TRY IT:
A verbatim copy of the whole listing is what is needed.

_____

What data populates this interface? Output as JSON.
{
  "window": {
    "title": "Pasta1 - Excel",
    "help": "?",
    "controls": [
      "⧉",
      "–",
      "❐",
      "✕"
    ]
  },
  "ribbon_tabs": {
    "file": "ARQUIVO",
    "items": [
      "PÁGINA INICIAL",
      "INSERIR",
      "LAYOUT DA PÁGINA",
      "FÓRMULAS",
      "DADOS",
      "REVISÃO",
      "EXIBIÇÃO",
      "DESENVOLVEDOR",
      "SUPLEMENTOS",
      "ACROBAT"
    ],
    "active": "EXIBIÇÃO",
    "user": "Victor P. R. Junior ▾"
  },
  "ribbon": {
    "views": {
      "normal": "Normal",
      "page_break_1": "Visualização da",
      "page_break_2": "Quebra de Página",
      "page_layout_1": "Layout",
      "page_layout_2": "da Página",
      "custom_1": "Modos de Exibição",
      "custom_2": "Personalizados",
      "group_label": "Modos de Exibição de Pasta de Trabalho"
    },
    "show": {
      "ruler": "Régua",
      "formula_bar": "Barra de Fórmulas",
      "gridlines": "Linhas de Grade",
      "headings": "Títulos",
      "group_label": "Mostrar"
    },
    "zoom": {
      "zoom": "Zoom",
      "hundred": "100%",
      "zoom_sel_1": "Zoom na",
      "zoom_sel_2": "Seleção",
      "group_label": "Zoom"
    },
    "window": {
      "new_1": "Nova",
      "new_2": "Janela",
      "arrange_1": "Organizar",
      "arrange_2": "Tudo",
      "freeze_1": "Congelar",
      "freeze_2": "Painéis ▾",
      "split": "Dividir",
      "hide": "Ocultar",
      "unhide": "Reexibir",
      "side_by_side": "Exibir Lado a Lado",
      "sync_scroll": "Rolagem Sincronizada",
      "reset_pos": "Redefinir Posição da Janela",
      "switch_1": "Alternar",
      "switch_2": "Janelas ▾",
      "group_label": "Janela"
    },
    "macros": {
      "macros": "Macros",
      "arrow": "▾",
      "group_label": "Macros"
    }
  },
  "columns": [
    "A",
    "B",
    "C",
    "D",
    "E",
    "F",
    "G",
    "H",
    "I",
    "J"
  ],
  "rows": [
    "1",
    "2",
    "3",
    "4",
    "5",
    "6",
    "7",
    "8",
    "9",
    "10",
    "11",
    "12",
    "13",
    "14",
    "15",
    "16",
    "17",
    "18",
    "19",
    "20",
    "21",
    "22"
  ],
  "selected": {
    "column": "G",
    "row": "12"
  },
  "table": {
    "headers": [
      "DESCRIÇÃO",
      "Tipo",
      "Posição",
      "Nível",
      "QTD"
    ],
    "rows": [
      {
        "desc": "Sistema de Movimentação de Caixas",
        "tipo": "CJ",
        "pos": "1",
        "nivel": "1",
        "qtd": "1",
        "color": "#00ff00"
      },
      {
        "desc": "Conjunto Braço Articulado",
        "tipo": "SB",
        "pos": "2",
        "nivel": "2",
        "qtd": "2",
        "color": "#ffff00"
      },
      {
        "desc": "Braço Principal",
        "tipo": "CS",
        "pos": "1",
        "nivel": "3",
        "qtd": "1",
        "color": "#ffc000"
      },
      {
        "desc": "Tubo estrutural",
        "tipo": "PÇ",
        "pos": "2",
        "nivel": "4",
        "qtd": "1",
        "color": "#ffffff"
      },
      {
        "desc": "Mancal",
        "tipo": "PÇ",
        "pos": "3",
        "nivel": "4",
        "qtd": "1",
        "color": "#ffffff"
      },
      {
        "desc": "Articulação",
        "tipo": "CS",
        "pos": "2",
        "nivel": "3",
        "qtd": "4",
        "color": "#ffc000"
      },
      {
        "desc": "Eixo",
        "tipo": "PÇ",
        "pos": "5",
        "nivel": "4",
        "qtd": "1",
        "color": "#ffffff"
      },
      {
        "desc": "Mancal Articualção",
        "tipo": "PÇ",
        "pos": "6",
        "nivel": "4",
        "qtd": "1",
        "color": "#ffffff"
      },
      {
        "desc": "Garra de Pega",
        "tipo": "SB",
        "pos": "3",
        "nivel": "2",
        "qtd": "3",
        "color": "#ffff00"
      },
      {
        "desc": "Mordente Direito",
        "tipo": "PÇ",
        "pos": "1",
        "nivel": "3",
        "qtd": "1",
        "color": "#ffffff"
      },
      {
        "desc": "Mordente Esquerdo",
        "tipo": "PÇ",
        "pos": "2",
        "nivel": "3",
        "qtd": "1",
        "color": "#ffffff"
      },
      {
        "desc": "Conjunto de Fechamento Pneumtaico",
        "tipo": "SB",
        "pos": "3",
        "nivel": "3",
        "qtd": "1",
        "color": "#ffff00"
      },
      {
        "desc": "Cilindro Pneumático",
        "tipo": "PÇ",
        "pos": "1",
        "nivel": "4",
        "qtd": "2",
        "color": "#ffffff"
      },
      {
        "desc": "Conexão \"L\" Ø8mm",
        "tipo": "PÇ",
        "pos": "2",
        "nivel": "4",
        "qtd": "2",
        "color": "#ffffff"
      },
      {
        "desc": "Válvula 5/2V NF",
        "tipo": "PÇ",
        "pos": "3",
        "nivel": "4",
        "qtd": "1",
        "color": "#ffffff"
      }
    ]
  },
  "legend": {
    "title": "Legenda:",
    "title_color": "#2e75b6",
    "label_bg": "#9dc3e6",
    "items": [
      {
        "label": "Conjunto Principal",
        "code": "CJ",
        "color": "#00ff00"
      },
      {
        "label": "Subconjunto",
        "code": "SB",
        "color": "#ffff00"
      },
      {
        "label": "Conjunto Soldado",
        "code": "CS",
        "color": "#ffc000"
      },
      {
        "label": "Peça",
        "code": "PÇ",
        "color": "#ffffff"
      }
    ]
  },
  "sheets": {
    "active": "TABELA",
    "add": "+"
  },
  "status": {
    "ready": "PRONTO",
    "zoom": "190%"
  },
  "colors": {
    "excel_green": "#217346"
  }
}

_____

TASK RESPONSE:
What data populates this interface? Output as JSON.
{
  "window": {
    "title": "Pasta1 - Excel",
    "help": "?",
    "controls": [
      "⧉",
      "–",
      "❐",
      "✕"
    ]
  },
  "ribbon_tabs": {
    "file": "ARQUIVO",
    "items": [
      "PÁGINA INICIAL",
      "INSERIR",
      "LAYOUT DA PÁGINA",
      "FÓRMULAS",
      "DADOS",
      "REVISÃO",
      "EXIBIÇÃO",
      "DESENVOLVEDOR",
      "SUPLEMENTOS",
      "ACROBAT"
    ],
    "active": "EXIBIÇÃO",
    "user": "Victor P. R. Junior ▾"
  },
  "ribbon": {
    "views": {
      "normal": "Normal",
      "page_break_1": "Visualização da",
      "page_break_2": "Quebra de Página",
      "page_layout_1": "Layout",
      "page_layout_2": "da Página",
      "custom_1": "Modos de Exibição",
      "custom_2": "Personalizados",
      "group_label": "Modos de Exibição de Pasta de Trabalho"
    },
    "show": {
      "ruler": "Régua",
      "formula_bar": "Barra de Fórmulas",
      "gridlines": "Linhas de Grade",
      "headings": "Títulos",
      "group_label": "Mostrar"
    },
    "zoom": {
      "zoom": "Zoom",
      "hundred": "100%",
      "zoom_sel_1": "Zoom na",
      "zoom_sel_2": "Seleção",
      "group_label": "Zoom"
    },
    "window": {
      "new_1": "Nova",
      "new_2": "Janela",
      "arrange_1": "Organizar",
      "arrange_2": "Tudo",
      "freeze_1": "Congelar",
      "freeze_2": "Painéis ▾",
      "split": "Dividir",
      "hide": "Ocultar",
      "unhide": "Reexibir",
      "side_by_side": "Exibir Lado a Lado",
      "sync_scroll": "Rolagem Sincronizada",
      "reset_pos": "Redefinir Posição da Janela",
      "switch_1": "Alternar",
      "switch_2": "Janelas ▾",
      "group_label": "Janela"
    },
    "macros": {
      "macros": "Macros",
      "arrow": "▾",
      "group_label": "Macros"
    }
  },
  "columns": [
    "A",
    "B",
    "C",
    "D",
    "E",
    "F",
    "G",
    "H",
    "I",
    "J"
  ],
  "rows": [
    "1",
    "2",
    "3",
    "4",
    "5",
    "6",
    "7",
    "8",
    "9",
    "10",
    "11",
    "12",
    "13",
    "14",
    "15",
    "16",
    "17",
    "18",
    "19",
    "20",
    "21",
    "22"
  ],
  "selected": {
    "column": "G",
    "row": "12"
  },
  "table": {
    "headers": [
      "DESCRIÇÃO",
      "Tipo",
      "Posição",
      "Nível",
      "QTD"
    ],
    "rows": [
      {
        "desc": "Sistema de Movimentação de Caixas",
        "tipo": "CJ",
        "pos": "1",
        "nivel": "1",
        "qtd": "1",
        "color": "#00ff00"
      },
      {
        "desc": "Conjunto Braço Articulado",
        "tipo": "SB",
        "pos": "2",
        "nivel": "2",
        "qtd": "2",
        "color": "#ffff00"
      },
      {
        "desc": "Braço Principal",
        "tipo": "CS",
        "pos": "1",
        "nivel": "3",
        "qtd": "1",
        "color": "#ffc000"
      },
      {
        "desc": "Tubo estrutural",
        "tipo": "PÇ",
        "pos": "2",
        "nivel": "4",
        "qtd": "1",
        "color": "#ffffff"
      },
      {
        "desc": "Mancal",
        "tipo": "PÇ",
        "pos": "3",
        "nivel": "4",
        "qtd": "1",
        "color": "#ffffff"
      },
      {
        "desc": "Articulação",
        "tipo": "CS",
        "pos": "2",
        "nivel": "3",
        "qtd": "4",
        "color": "#ffc000"
      },
      {
        "desc": "Eixo",
        "tipo": "PÇ",
        "pos": "5",
        "nivel": "4",
        "qtd": "1",
        "color": "#ffffff"
      },
      {
        "desc": "Mancal Articualção",
        "tipo": "PÇ",
        "pos": "6",
        "nivel": "4",
        "qtd": "1",
        "color": "#ffffff"
      },
      {
        "desc": "Garra de Pega",
        "tipo": "SB",
        "pos": "3",
        "nivel": "2",
        "qtd": "3",
        "color": "#ffff00"
      },
      {
        "desc": "Mordente Direito",
        "tipo": "PÇ",
        "pos": "1",
        "nivel": "3",
        "qtd": "1",
        "color": "#ffffff"
      },
      {
        "desc": "Mordente Esquerdo",
        "tipo": "PÇ",
        "pos": "2",
        "nivel": "3",
        "qtd": "1",
        "color": "#ffffff"
      },
      {
        "desc": "Conjunto de Fechamento Pneumtaico",
        "tipo": "SB",
        "pos": "3",
        "nivel": "3",
        "qtd": "1",
        "color": "#ffff00"
      },
      {
        "desc": "Cilindro Pneumático",
        "tipo": "PÇ",
        "pos": "1",
        "nivel": "4",
        "qtd": "2",
        "color": "#ffffff"
      },
      {
        "desc": "Conexão \"L\" Ø8mm",
        "tipo": "PÇ",
        "pos": "2",
        "nivel": "4",
        "qtd": "2",
        "color": "#ffffff"
      },
      {
        "desc": "Válvula 5/2V NF",
        "tipo": "PÇ",
        "pos": "3",
        "nivel": "4",
        "qtd": "1",
        "color": "#ffffff"
      }
    ]
  },
  "legend": {
    "title": "Legenda:",
    "title_color": "#2e75b6",
    "label_bg": "#9dc3e6",
    "items": [
      {
        "label": "Conjunto Principal",
        "code": "CJ",
        "color": "#00ff00"
      },
      {
        "label": "Subconjunto",
        "code": "SB",
        "color": "#ffff00"
      },
      {
        "label": "Conjunto Soldado",
        "code": "CS",
        "color": "#ffc000"
      },
      {
        "label": "Peça",
        "code": "PÇ",
        "color": "#ffffff"
      }
    ]
  },
  "sheets": {
    "active": "TABELA",
    "add": "+"
  },
  "status": {
    "ready": "PRONTO",
    "zoom": "190%"
  },
  "colors": {
    "excel_green": "#217346"
  }
}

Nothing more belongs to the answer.